If God’s response to Job in chapter 38 were meant only to shut Job up, seven verses would be sufficient. But God is only getting started here, and the exuberance of the rhetoric insists that vastly more is at stake.
Matt talks to the cofounder of Chicago's Urban Village UMC about the blessings and dangers of charisma, the gifts people in 12-step recovery bring to the pulpit, and what happens when your parents want you to be a doctor and God wants you to be a preacher.
Scripture doesn't just shape the life of the community of faith. It also has a powerful effect on the lives of those who maintain distance from traditional religion, even those who explicitly deny religious faith.
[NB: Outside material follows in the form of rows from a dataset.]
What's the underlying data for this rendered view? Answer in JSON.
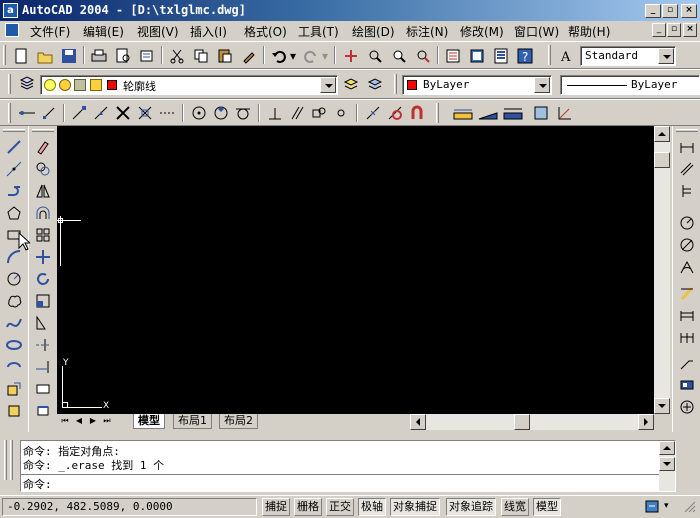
{
  "window": {
    "title": "AutoCAD 2004 - [D:\\txlglmc.dwg]",
    "controls": {
      "minimize": "_",
      "restore": "▫",
      "close": "×"
    }
  },
  "menu": [
    "文件(F)",
    "编辑(E)",
    "视图(V)",
    "插入(I)",
    "格式(O)",
    "工具(T)",
    "绘图(D)",
    "标注(N)",
    "修改(M)",
    "窗口(W)",
    "帮助(H)"
  ],
  "toolbar": {
    "text_style": "Standard",
    "layer": "轮廓线",
    "color": "ByLayer",
    "color_swatch": "#ff0000",
    "linetype": "ByLayer"
  },
  "canvas": {
    "ucs_x": "X",
    "ucs_y": "Y",
    "background": "#000000"
  },
  "tabs": [
    "模型",
    "布局1",
    "布局2"
  ],
  "command": {
    "lines": [
      "命令: 指定对角点:",
      "命令: _.erase 找到 1 个"
    ],
    "prompt": "命令:"
  },
  "status": {
    "coords": "-0.2902, 482.5089, 0.0000",
    "buttons": [
      {
        "label": "捕捉",
        "on": false
      },
      {
        "label": "栅格",
        "on": false
      },
      {
        "label": "正交",
        "on": false
      },
      {
        "label": "极轴",
        "on": true
      },
      {
        "label": "对象捕捉",
        "on": true
      },
      {
        "label": "对象追踪",
        "on": true
      },
      {
        "label": "线宽",
        "on": false
      },
      {
        "label": "模型",
        "on": true
      }
    ]
  }
}
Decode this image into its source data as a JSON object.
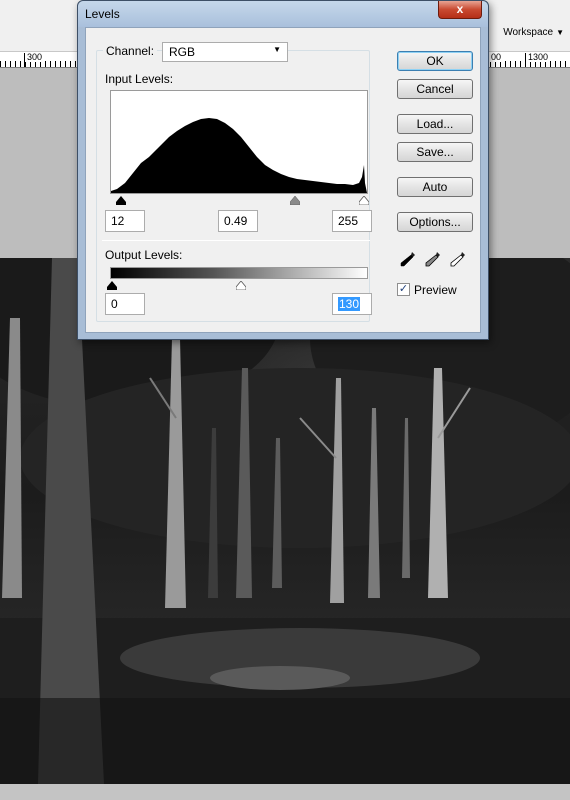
{
  "background_app": {
    "workspace_label": "Workspace",
    "ruler_labels": [
      "300",
      "00",
      "1300"
    ]
  },
  "dialog": {
    "title": "Levels",
    "close_glyph": "x",
    "channel": {
      "label": "Channel:",
      "value": "RGB"
    },
    "input_levels": {
      "label": "Input Levels:",
      "black": "12",
      "gamma": "0.49",
      "white": "255"
    },
    "output_levels": {
      "label": "Output Levels:",
      "black": "0",
      "white": "130"
    },
    "buttons": {
      "ok": "OK",
      "cancel": "Cancel",
      "load": "Load...",
      "save": "Save...",
      "auto": "Auto",
      "options": "Options..."
    },
    "preview": {
      "label": "Preview",
      "checked": true
    },
    "eyedroppers": [
      "black-point-eyedropper-icon",
      "gray-point-eyedropper-icon",
      "white-point-eyedropper-icon"
    ]
  }
}
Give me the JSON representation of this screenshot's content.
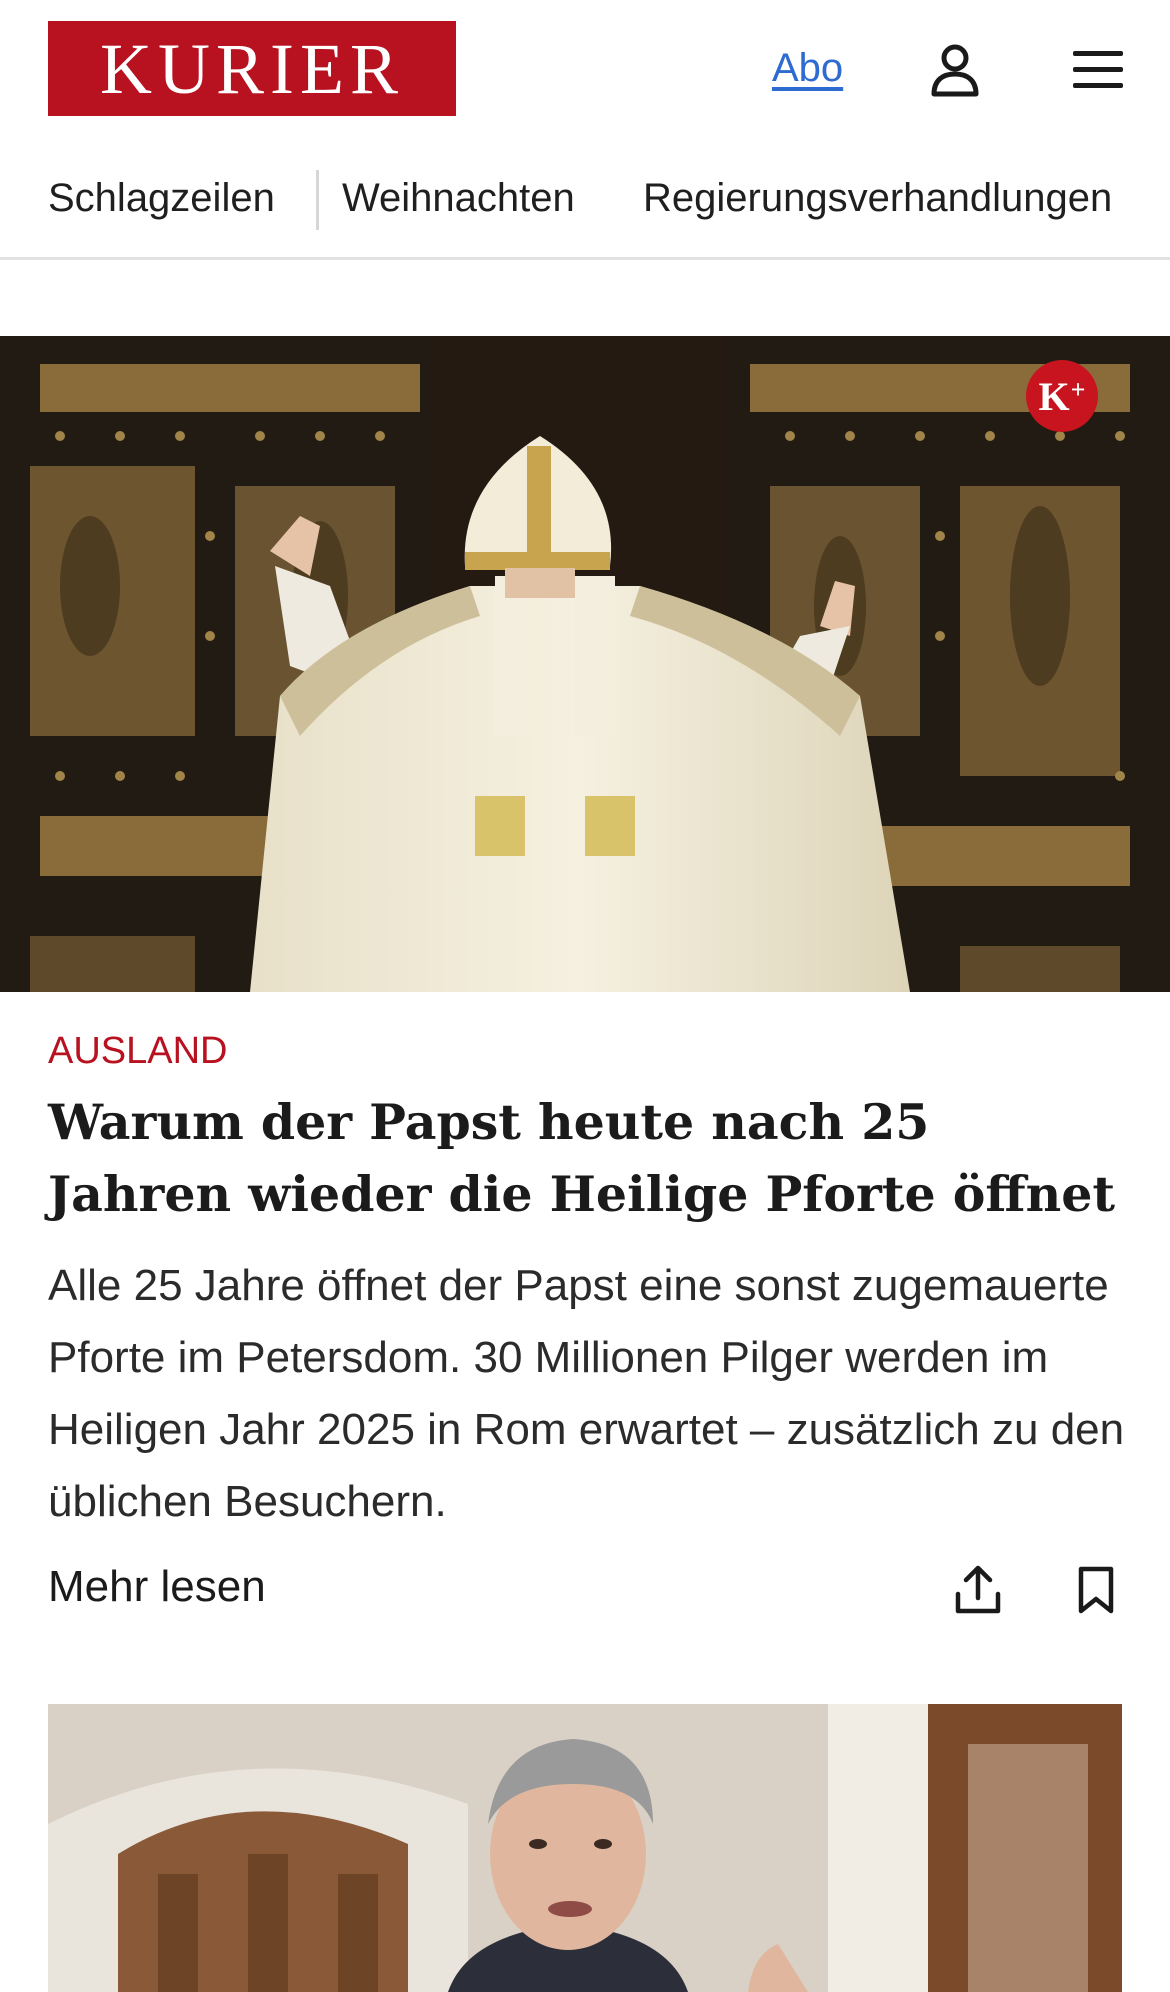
{
  "header": {
    "logo_text": "KURIER",
    "abo_label": "Abo",
    "user_icon": "user-icon",
    "menu_icon": "hamburger-menu-icon",
    "brand_color": "#b8111f",
    "link_color": "#2e6bd1"
  },
  "nav": {
    "items": [
      "Schlagzeilen",
      "Weihnachten",
      "Regierungsverhandlungen"
    ]
  },
  "article": {
    "premium_badge": "K",
    "premium_badge_plus": "+",
    "category": "AUSLAND",
    "headline": "Warum der Papst heute nach 25 Jahren wieder die Heilige Pforte öffnet",
    "teaser": "Alle 25 Jahre öffnet der Papst eine sonst zugemauerte Pforte im Petersdom. 30 Millionen Pilger werden im Heiligen Jahr 2025 in Rom erwartet – zusätzlich zu den üblichen Besuchern.",
    "more_label": "Mehr lesen",
    "share_icon": "share-icon",
    "bookmark_icon": "bookmark-icon"
  }
}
While 94 percent of Protestant pastors believe their churches are safe places to talk about marital difficulties, fewer than half of churchgoers who divorced in the past five years discussed their marriage problems with their church’s lead pastor, according to new findings by LifeWay Research. High percentages of both churchgoers who divorced (77 percent) and those in healthy marriages (79 percent) agreed in principle that their church is a safe place to talk about marital problems. When their own marriages were failing, however, just 48 percent of the divorced sought counsel from their pastor. Smaller percentages spoke to someone else, and 31 percent told no one at church about their marital problems. Half of divorced churchgoers said their church prayed for them after their separation, and 43 percent said their church supported them (Baptist News Global, October 29).